The American Founders included Patent Rights in the United States Constitution to Promote Progress.
Georgia Tech:  Structures and Materials Laboratory 
Top Innovators
      The Structures and Materials Laboratory at the Georgia Institute of Technology ranks as a leading resource for civil engineering innovation in the United States.  Patenting innovation developed at the Structures and Materials Laboratory could provide a link to turn lab discoveries into widespread industry practices.  The Structures and Materials Laboratory can leverage the capabilities of some of its robust testing resources to produce intellectual property through a patenting plan focused on optimizing structural design.    

     The Structures and Materials Laboratory includes a vast amount of testing equipment with great patenting potential:  numerous Universal Testing Machines ranging from relatively small capacities to up to 400,000 lbs, and also an L-shaped reaction wall having capacities from 100,000 to 300,000 lbs.  Georgia Tech also possesses significant additional testing capabilities including infrared thermography, nondestructive testing (optics), and a laser scanning confocal microscope.  The sum of these testing resources puts Georgia Tech into an elite group of American R&D centers for civil engineering.    

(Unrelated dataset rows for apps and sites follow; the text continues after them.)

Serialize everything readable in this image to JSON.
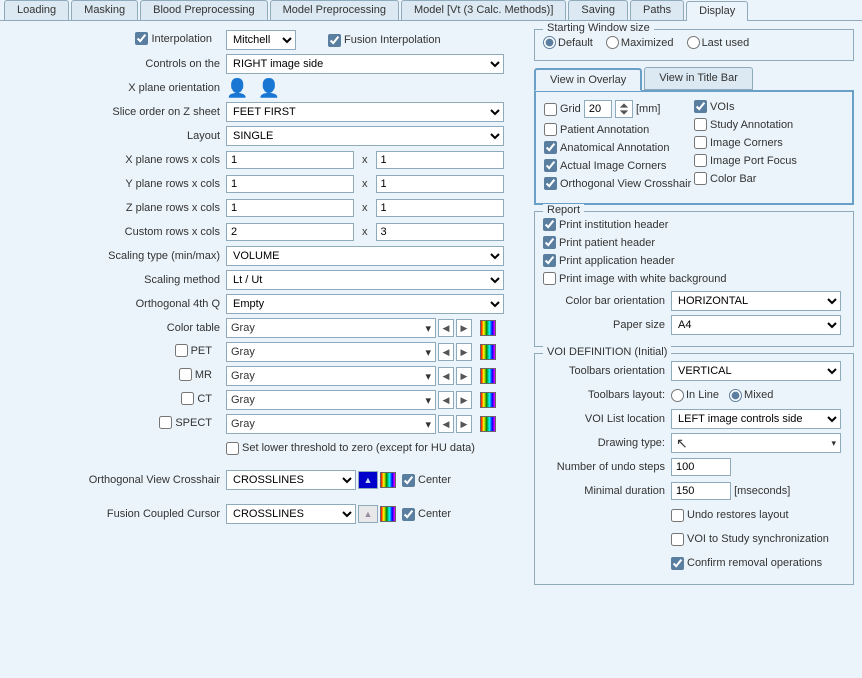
{
  "tabs": [
    "Loading",
    "Masking",
    "Blood Preprocessing",
    "Model Preprocessing",
    "Model  [Vt (3 Calc. Methods)]",
    "Saving",
    "Paths",
    "Display"
  ],
  "active_tab": 7,
  "top": {
    "interpolation_label": "Interpolation",
    "interpolation_value": "Mitchell",
    "fusion_interpolation_label": "Fusion Interpolation"
  },
  "rows": {
    "controls_on": {
      "label": "Controls on the",
      "value": "RIGHT image side"
    },
    "x_plane_orientation": {
      "label": "X plane orientation"
    },
    "slice_order": {
      "label": "Slice order on Z sheet",
      "value": "FEET FIRST"
    },
    "layout": {
      "label": "Layout",
      "value": "SINGLE"
    },
    "x_rowscols": {
      "label": "X plane rows x cols",
      "a": "1",
      "b": "1"
    },
    "y_rowscols": {
      "label": "Y plane rows x cols",
      "a": "1",
      "b": "1"
    },
    "z_rowscols": {
      "label": "Z plane rows x cols",
      "a": "1",
      "b": "1"
    },
    "custom_rowscols": {
      "label": "Custom rows x cols",
      "a": "2",
      "b": "3"
    },
    "scaling_type": {
      "label": "Scaling type (min/max)",
      "value": "VOLUME"
    },
    "scaling_method": {
      "label": "Scaling method",
      "value": "Lt / Ut"
    },
    "orthogonal_4q": {
      "label": "Orthogonal 4th Q",
      "value": "Empty"
    },
    "color_table": {
      "label": "Color table",
      "value": "Gray"
    },
    "pet": {
      "label": "PET",
      "value": "Gray"
    },
    "mr": {
      "label": "MR",
      "value": "Gray"
    },
    "ct": {
      "label": "CT",
      "value": "Gray"
    },
    "spect": {
      "label": "SPECT",
      "value": "Gray"
    },
    "lower_threshold": "Set lower threshold to zero (except for HU data)",
    "ortho_crosshair": {
      "label": "Orthogonal View Crosshair",
      "value": "CROSSLINES",
      "center": "Center"
    },
    "fusion_cursor": {
      "label": "Fusion Coupled Cursor",
      "value": "CROSSLINES",
      "center": "Center"
    }
  },
  "starting_window": {
    "title": "Starting Window size",
    "default": "Default",
    "maximized": "Maximized",
    "last_used": "Last used"
  },
  "subtabs": {
    "overlay": "View in Overlay",
    "titlebar": "View in Title Bar"
  },
  "overlay": {
    "grid": "Grid",
    "grid_value": "20",
    "mm": "[mm]",
    "vois": "VOIs",
    "patient_annotation": "Patient Annotation",
    "study_annotation": "Study Annotation",
    "anatomical_annotation": "Anatomical Annotation",
    "image_corners": "Image Corners",
    "actual_image_corners": "Actual Image Corners",
    "image_port_focus": "Image Port Focus",
    "ortho_crosshair": "Orthogonal View Crosshair",
    "color_bar": "Color Bar"
  },
  "report": {
    "title": "Report",
    "print_institution": "Print institution header",
    "print_patient": "Print patient header",
    "print_application": "Print application header",
    "print_white_bg": "Print image with white background",
    "color_bar_orientation": {
      "label": "Color bar orientation",
      "value": "HORIZONTAL"
    },
    "paper_size": {
      "label": "Paper size",
      "value": "A4"
    }
  },
  "voi": {
    "title": "VOI DEFINITION (Initial)",
    "toolbars_orientation": {
      "label": "Toolbars orientation",
      "value": "VERTICAL"
    },
    "toolbars_layout": {
      "label": "Toolbars layout:",
      "inline": "In Line",
      "mixed": "Mixed"
    },
    "voi_list_location": {
      "label": "VOI List location",
      "value": "LEFT image controls side"
    },
    "drawing_type": {
      "label": "Drawing type:",
      "value": ""
    },
    "undo_steps": {
      "label": "Number of undo steps",
      "value": "100"
    },
    "min_duration": {
      "label": "Minimal duration",
      "value": "150",
      "unit": "[mseconds]"
    },
    "undo_restores": "Undo restores layout",
    "voi_study_sync": "VOI to Study synchronization",
    "confirm_removal": "Confirm removal operations"
  }
}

     A patent plan integrated with the Laboratory’s other engineering goals could help to leverage Georgia Tech’s powerful testing tools to produce significant intellectual property.  Experts may use the resources of the Structures and Materials Laboratory to discover breakthrough designs for handling, for example, seismic loads, tension, compression, flexure, shear, torsion, fatigue, and fracture.  The Laboratory’s capability to furnish solid testing data would significantly strengthen civil engineering patent claims.  The key lies in directing patent attorneys trained in civil engineering technologies to prepare and file patent applications prior to publicly revealing laboratory results.    

     In contrast to many junk patents flooding the U.S. and global intellectual property systems, Georgia Tech’s innovative civil engineering patents, underpinned by the significant testing resources of the Structures and Materials Laboratory, would advance progress in the field.  Claiming optimal designs that shave off construction costs and enable formerly “impossible” architecture from which rivals may be excluded would provide cost and competitive edges absolutely in demand in the marketplace.  Large construction, engineering, and architectural firms would likely welcome teaming with Georgia Tech via patent licensing agreements, thereby gaining access to the patented technology developed by the Structures and Materials Laboratory and using those patents to seize marketplace opportunities.  Due to its significant testing capabilities, the Structures and Materials Laboratory would start in pole position for efforts geared toward building a valuable patent licensing portfolio.
A Possible Patenting Plan